5) A disc of Pete’s demos for the project. This is the golden ticket. I would’ve paid 150 bones for this alone (well, maybe $75).
I’m a junkie for Pete Townshend demos and have been since the release of the original Scoop collection. His home studio was so good that the majority of his released demos are very high quality sonically, often sounding like alternate studio takes rather than home sketches. Some of the pieces included here were released previously on the Scoop collections or bootlegs, but to hear them cleaned up and in sequence is an absolute joy.
It’s interesting to hear both how much and how little the other members of The Who brought to the table simultaneously. For example, listen to Pete’s demo for “I’ve Had Enough.” It’s all there: the drums are clean and in time; the vocal on key; the bass line driving the song along. Slip the demo into the final album and the casual listener might not even notice. Townshend brought the band a finished track, as he often did, but add Roger’s from-the-gut vocals, Keith’s from-the-balls drums, and John’s “Who’s playing lead here?” noodling and “I’ve Had Enough” is exponentially better. It’s a rather strange paradox — “This is perfect. Oh, now this is more perfect.”
The real revelation here is what a keen editor Townshend is. “Quadrophonic Four Faces” serves the album’s story quite well, overtly stating the multiple personality dilemma with which Jimmy, the story’s protagonist is dealing, but the song is laughably bad in an off-off-off-broadway sort of way. Additionally, having the plot so well-defined leaves no room for us to wallow around inside of Pete’s songs, which is really the magic of The Who. Nobody knows what it’s like to be the sad man, except for me and my best friend I’ll never meet, Pete.
The demo CD closes as it should with Townshend’s demo of “Love Reign O’er Me.” No matter how many times or how many versions I hear, this track always raises the hair on my arms. Pure goosebump music. Back in the late Eighties Pete licensed his masterpiece for a television commercial. I can’t remember the product — Sprite, car wax, tampons — all I remember is locking in every time those thirty seconds aired, and it’s no different here. Pete’s thin voice oddly improves in some ways on Roger’s epic growl, adding vulnerability perhaps.
That’s really the magic of this collection — hearing these familiar songs in their author’s voice transforms them in interesting ways. The former Ace Face is more believable as the settled Bell Boy in Townshend’s voice, for example.

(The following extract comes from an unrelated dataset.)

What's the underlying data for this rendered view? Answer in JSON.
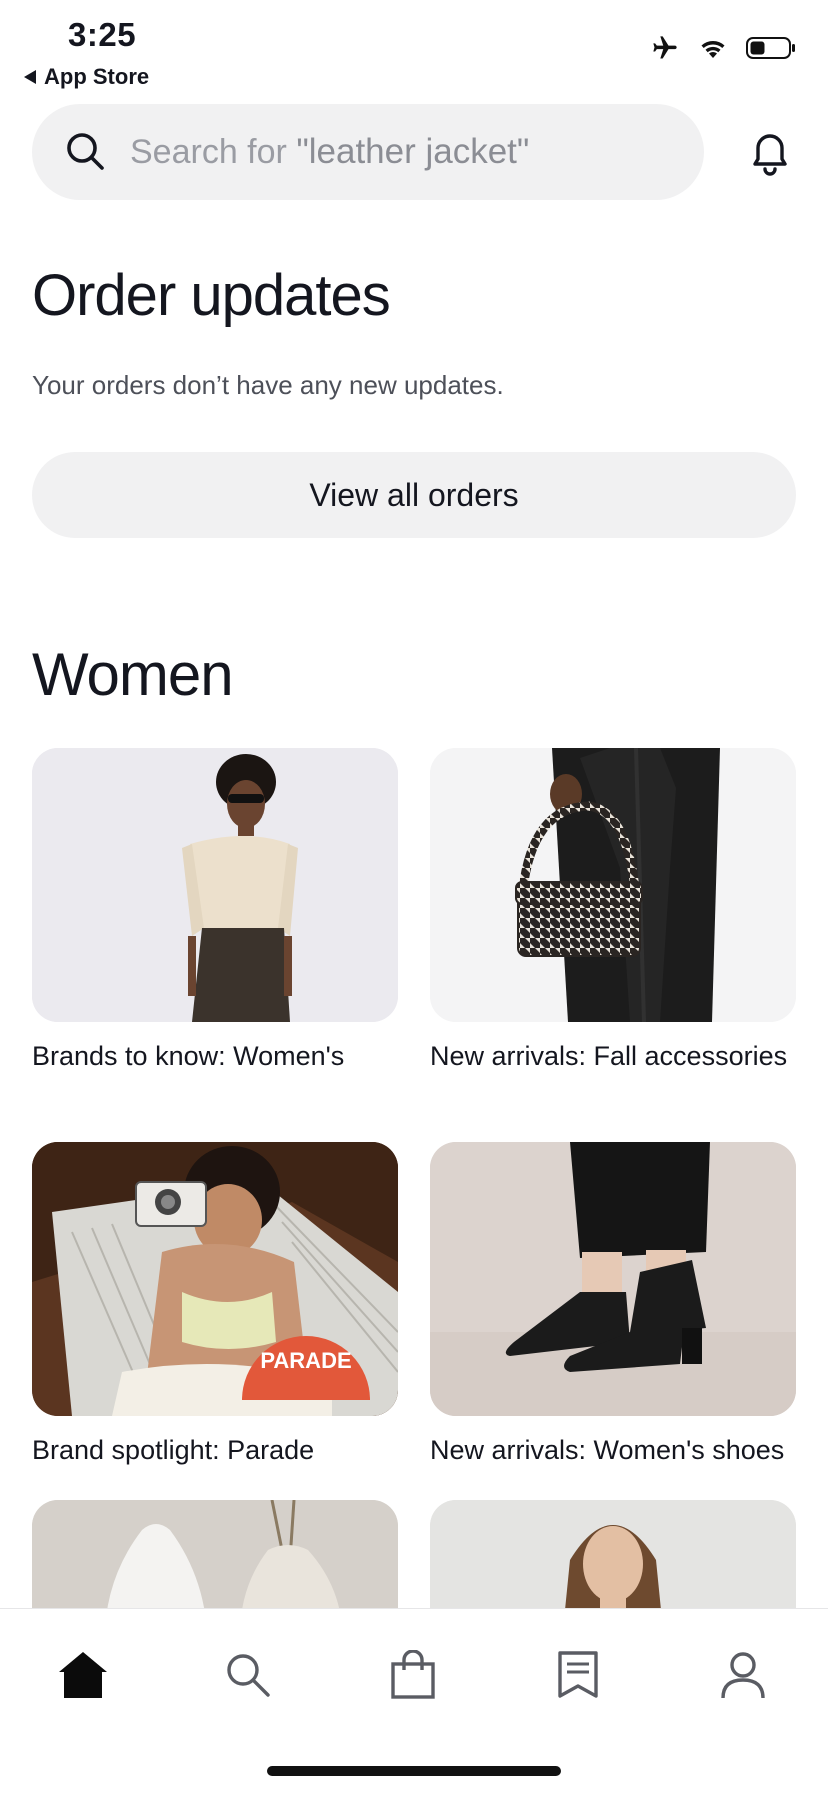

Does everyone need a copy of this latest rerelease? Absolutely not. Leave the savages to their Nickelback, but for that handful of true believers — and you know who you are — Quadrophenia: The Director’s Cut is mandatory listening.